As we head into the fourth year of the age of the customer — a 20-year business cycle that began in 2010 in which the most successful enterprises will reinvent themselves to systematically understand and serve increasingly powerful customers — focused marketing innovation programs are now table stakes to enter this new customer-controlled game. 

My latest report on marketing innovation discusses how companies are creating and where they are locating marketing innovation labs and talent to meet aggressive goals to win in this new age of increasingly empowered customers — "The Costs And Benefits Of Marketing Innovation Labs" (paid subscriber access required). The primary goal of these labs is to create new customer experiences and brand engagement that take divergent and discontinuous leaps from previous efforts. Some of the labs are focused more on technology transfer back into the organization, while others are focused on changing the culture of the organization and laying the groundwork for an entirely new mindset to emerge. Whichever focus they choose for their innovation labs, these organizations know they now must invest in customer experience and brand engagement innovation just like they did during the age of information (1990-2010) in supply chain, logistics, manufacturing, and back-office systems innovation and talent.

As I have written in previous reports, marketing innovation is not easy, and it takes dedicated, focused talent and resources to make big leaps. Teams that are focused on day-to-day marketing operations and execution are still responsible for incremental or operational innovation that happens step by step. However, in today’s world of the ever-changing customer life cycle and rapid adoption of technology, CMOs need a small focused team to identify big problems to solve and opportunities to pursue that stretch the organization outside its comfort zone.

Marketing and customer experience innovations also may take years, especially in very large or complex organizations, to fully implement. A good example is Disney’s implementation of MagicBands and iPads.

I just spent six days at Walt Disney World with my family over the Thanksgiving holiday where I had the pleasure of experiencing MagicBands and the integration of iPad tablets into resort check-in and theme-park entry. Check-in and theme-park entry problem resolution is now a breeze. PhotoPass integration makes it much easier to capture family photos. Disney theme parks appear to run as if each customer experience touchpoint is an innovation lab. You can see it in everything they do. However, as with most new innovation implementations, there are opportunities to continue improving the experience:
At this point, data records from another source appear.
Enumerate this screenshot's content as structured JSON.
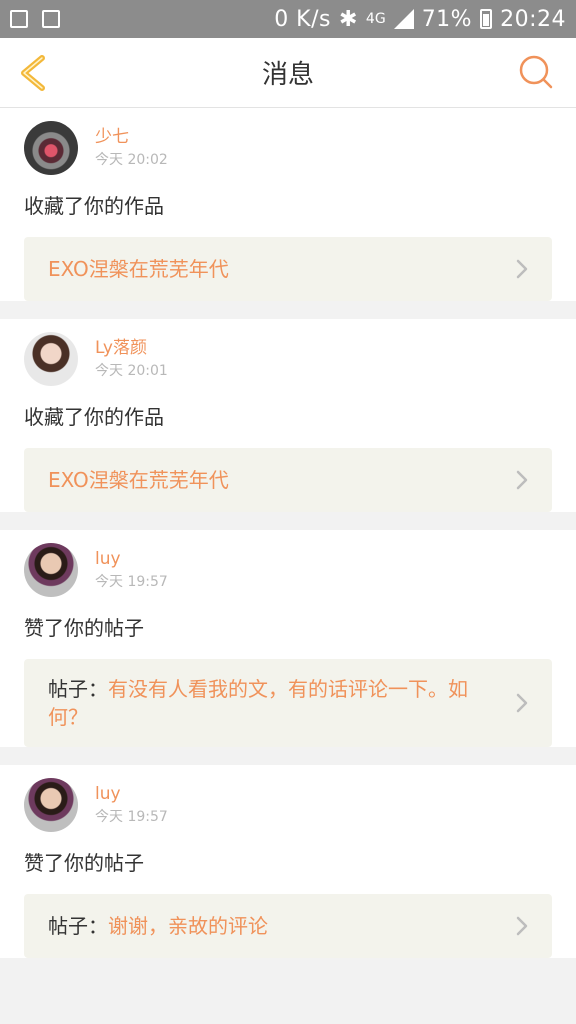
{
  "status_bar": {
    "speed": "0 K/s",
    "network": "4G",
    "battery": "71%",
    "time": "20:24",
    "icons": [
      "image-icon",
      "recycle-icon",
      "bluetooth-icon",
      "signal-icon",
      "battery-icon"
    ]
  },
  "header": {
    "title": "消息",
    "back_icon": "chevron-left-icon",
    "search_icon": "search-icon"
  },
  "colors": {
    "accent": "#f0925a",
    "back_icon": "#f3b83a",
    "box_bg": "#f3f3ec"
  },
  "messages": [
    {
      "user": "少七",
      "time": "今天 20:02",
      "action": "收藏了你的作品",
      "prefix": "",
      "content": "EXO涅槃在荒芜年代"
    },
    {
      "user": "Ly落颜",
      "time": "今天 20:01",
      "action": "收藏了你的作品",
      "prefix": "",
      "content": "EXO涅槃在荒芜年代"
    },
    {
      "user": "luy",
      "time": "今天 19:57",
      "action": "赞了你的帖子",
      "prefix": "帖子：",
      "content": "有没有人看我的文，有的话评论一下。如何？"
    },
    {
      "user": "luy",
      "time": "今天 19:57",
      "action": "赞了你的帖子",
      "prefix": "帖子：",
      "content": "谢谢，亲故的评论"
    }
  ]
}
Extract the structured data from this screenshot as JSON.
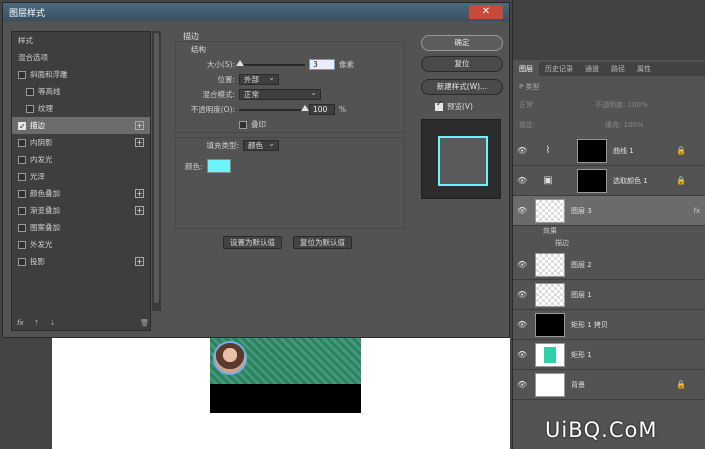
{
  "dialog": {
    "title": "图层样式",
    "close_glyph": "✕",
    "style_list": [
      {
        "label": "样式",
        "check": false,
        "plus": false,
        "sub": false,
        "selected": false
      },
      {
        "label": "混合选项",
        "check": false,
        "plus": false,
        "sub": false,
        "selected": false
      },
      {
        "label": "斜面和浮雕",
        "check": true,
        "checked": false,
        "plus": false,
        "sub": false,
        "selected": false
      },
      {
        "label": "等高线",
        "check": true,
        "checked": false,
        "plus": false,
        "sub": true,
        "selected": false
      },
      {
        "label": "纹理",
        "check": true,
        "checked": false,
        "plus": false,
        "sub": true,
        "selected": false
      },
      {
        "label": "描边",
        "check": true,
        "checked": true,
        "plus": true,
        "sub": false,
        "selected": true
      },
      {
        "label": "内阴影",
        "check": true,
        "checked": false,
        "plus": true,
        "sub": false,
        "selected": false
      },
      {
        "label": "内发光",
        "check": true,
        "checked": false,
        "plus": false,
        "sub": false,
        "selected": false
      },
      {
        "label": "光泽",
        "check": true,
        "checked": false,
        "plus": false,
        "sub": false,
        "selected": false
      },
      {
        "label": "颜色叠加",
        "check": true,
        "checked": false,
        "plus": true,
        "sub": false,
        "selected": false
      },
      {
        "label": "渐变叠加",
        "check": true,
        "checked": false,
        "plus": true,
        "sub": false,
        "selected": false
      },
      {
        "label": "图案叠加",
        "check": true,
        "checked": false,
        "plus": false,
        "sub": false,
        "selected": false
      },
      {
        "label": "外发光",
        "check": true,
        "checked": false,
        "plus": false,
        "sub": false,
        "selected": false
      },
      {
        "label": "投影",
        "check": true,
        "checked": false,
        "plus": true,
        "sub": false,
        "selected": false
      }
    ],
    "footer": {
      "fx": "fx",
      "up": "⇡",
      "down": "⇣",
      "trash": "🗑"
    },
    "stroke": {
      "section_title": "描边",
      "structure_title": "结构",
      "size_label": "大小(S):",
      "size_value": "3",
      "size_unit": "像素",
      "size_fraction": 0.02,
      "position_label": "位置:",
      "position_value": "外部",
      "blend_label": "混合模式:",
      "blend_value": "正常",
      "opacity_label": "不透明度(O):",
      "opacity_value": "100",
      "opacity_unit": "%",
      "opacity_fraction": 1.0,
      "emboss_label": "叠印",
      "fill_type_label": "填充类型:",
      "fill_type_value": "颜色",
      "color_label": "颜色:",
      "color_hex": "#6df4fa",
      "set_default": "设置为默认值",
      "reset_default": "复位为默认值"
    },
    "buttons": {
      "ok": "确定",
      "reset": "复位",
      "new_style": "新建样式(W)...",
      "preview_label": "预览(V)"
    }
  },
  "panel": {
    "tabs": [
      "图层",
      "历史记录",
      "通道",
      "路径",
      "属性"
    ],
    "filter_label": "P 类型",
    "blend_mode": "正常",
    "opacity_label": "不透明度: 100%",
    "lock_label": "锁定:",
    "fill_label": "填充: 100%",
    "layers": [
      {
        "name": "曲线 1",
        "thumb": "black",
        "icon": "curves-icon",
        "glyph": "⌇",
        "lock": true,
        "selected": false
      },
      {
        "name": "选取颜色 1",
        "thumb": "black",
        "icon": "selective-color-icon",
        "glyph": "▣",
        "lock": true,
        "selected": false
      },
      {
        "name": "图层 3",
        "thumb": "checker",
        "icon": "",
        "glyph": "",
        "lock": false,
        "selected": true,
        "fx": "fx"
      },
      {
        "name": "图层 2",
        "thumb": "checker",
        "icon": "",
        "glyph": "",
        "lock": false,
        "selected": false
      },
      {
        "name": "图层 1",
        "thumb": "checker",
        "icon": "",
        "glyph": "",
        "lock": false,
        "selected": false
      },
      {
        "name": "矩形 1 拷贝",
        "thumb": "black",
        "icon": "",
        "glyph": "",
        "lock": false,
        "selected": false
      },
      {
        "name": "矩形 1",
        "thumb": "teal",
        "icon": "",
        "glyph": "",
        "lock": false,
        "selected": false
      },
      {
        "name": "背景",
        "thumb": "white",
        "icon": "",
        "glyph": "",
        "lock": true,
        "selected": false
      }
    ],
    "effects_label": "效果",
    "stroke_effect_label": "描边"
  },
  "watermark": "UiBQ.CoM"
}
  • I have never received more paper receipts in my life. It would have been great if every receipt was associated to my MagicBand and I could review them on My Disney Experience mobile app. 
  • The bus system between parks and attractions also left a lot to be desired. I resorted to taxis the last two days at the resort. The bus experience could have been dramatically improved by integrating with My Disney Experience mobile app just as the theme park integrated wait times at various rides. It should take an Uber approach to solving this problem. The app should be able to tell me when the next bus from the Wilderness Lodge to Animal Kingdom was coming by so I did not stand outside watching 10 other buses come by before mine.  

MagicBands represents a high-risk, high-reward innovation that Disney had to take. The examples above represent a couple big problems and opportunities Disney still faces to complete the customer life cycle and brand engagement experiences it started with MagicBands. It also shows that innovation, especially in the age of the customer and the customer life-cycle-driven world, is never finished.

I am now working on my next reports on marketing innovation partnerships between agencies and brands, 2014 B2C CMO imperatives, and marketing innovation in lifestyle media. As always, I look forward to your feedback and questions.